They’re heebie-jeebie-inducing, but endlessly fascinating: spiders and bats! And now you can find out more than you probably ever wanted to know about both these creepy-crawly, winged-and-squeakie subjects at the Kiggins Theater‘s next Science on Tap—a science lecture series where you can sit back, enjoy a pint, and laugh while you learn. You don’t have to be a science geek to love this stuff, and you don’t even have to love beer, because the Kiggins also has wine and soft drinks available for non-craft-brew lovers. Plus, there’s also pizza, theater-style popcorn, and snacks. Tickets for Science on Tap are $8 in advance or $10 at the door. The Kiggins is located at 1011 Main St. in downtown Vancouver. Online tickets are available by clicking here. “Out of the Dark: Spiders and Bats” will begin at 7 p.m. on Wednesday, Oct. 8, but the Kiggins doors will open at 6 p.m. in order for you to buy a pint or two, chat with your friends, and get settled in the main theater’s cushy seats.

Science on Tap: Spiders & Bats

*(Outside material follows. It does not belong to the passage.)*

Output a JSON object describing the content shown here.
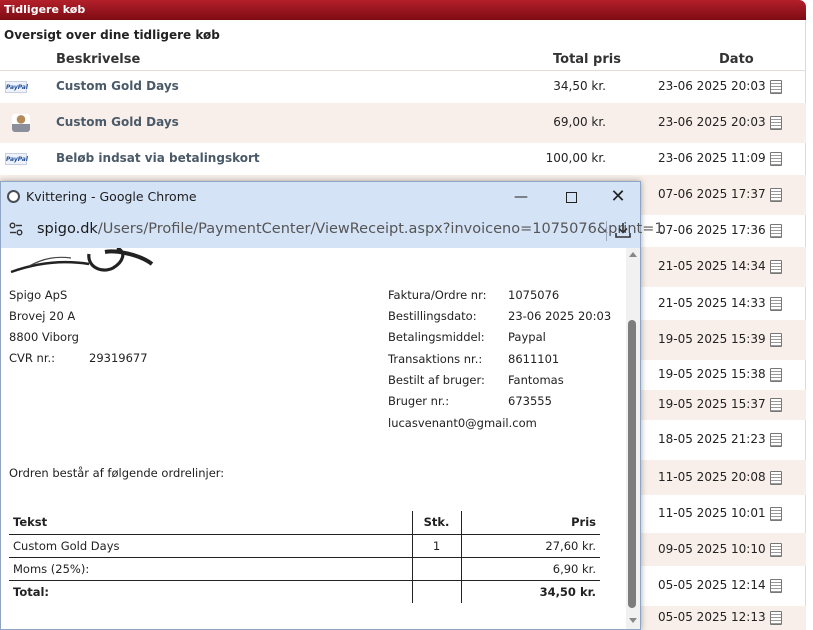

They’re heebie-jeebie-inducing, but endlessly fascinating: spiders and bats! And now you can find out more than you probably ever wanted to know about both these creepy-crawly, winged-and-squeakie subjects at the Kiggins Theater‘s next Science on Tap—a science lecture series where you can sit back, enjoy a pint, and laugh while you learn. You don’t have to be a science geek to love this stuff, and you don’t even have to love beer, because the Kiggins also has wine and soft drinks available for non-craft-brew lovers. Plus, there’s also pizza, theater-style popcorn, and snacks.

“Out of the Dark: Spiders and Bats” will begin at 7 p.m. on Wednesday, Oct. 8, but the Kiggins doors will open at 6 p.m. in order for you to buy a pint or two, chat with your friends, and get settled in the main theater’s cushy seats. This month’s Science on Tap features two speakers: Dr. Susan Masta, associate professor at Portland State University‘s biology department, will present “Arachnophilia: Fun Facts About Spiders and Their Kin.” Masta will explore myths and fears about spiders and answer questions on the biology of common Pacific Northwest arachnids in the Pacific Northwest. Next, you’ll hear from Dr. Christine Portfors, a professor in the School of Biological Sciences at Washington State University in Vancouver. In her presentation, “Debunking Bats’ Bad Rap,” Portfors will discuss and answer questions on the biology and neuroscience of bats and will help dispel some of commonly held bat-myths.

Tickets for Science on Tap are $8 in advance or $10 at the door. The Kiggins is located at 1011 Main St. in downtown Vancouver. Online tickets are available by clicking here.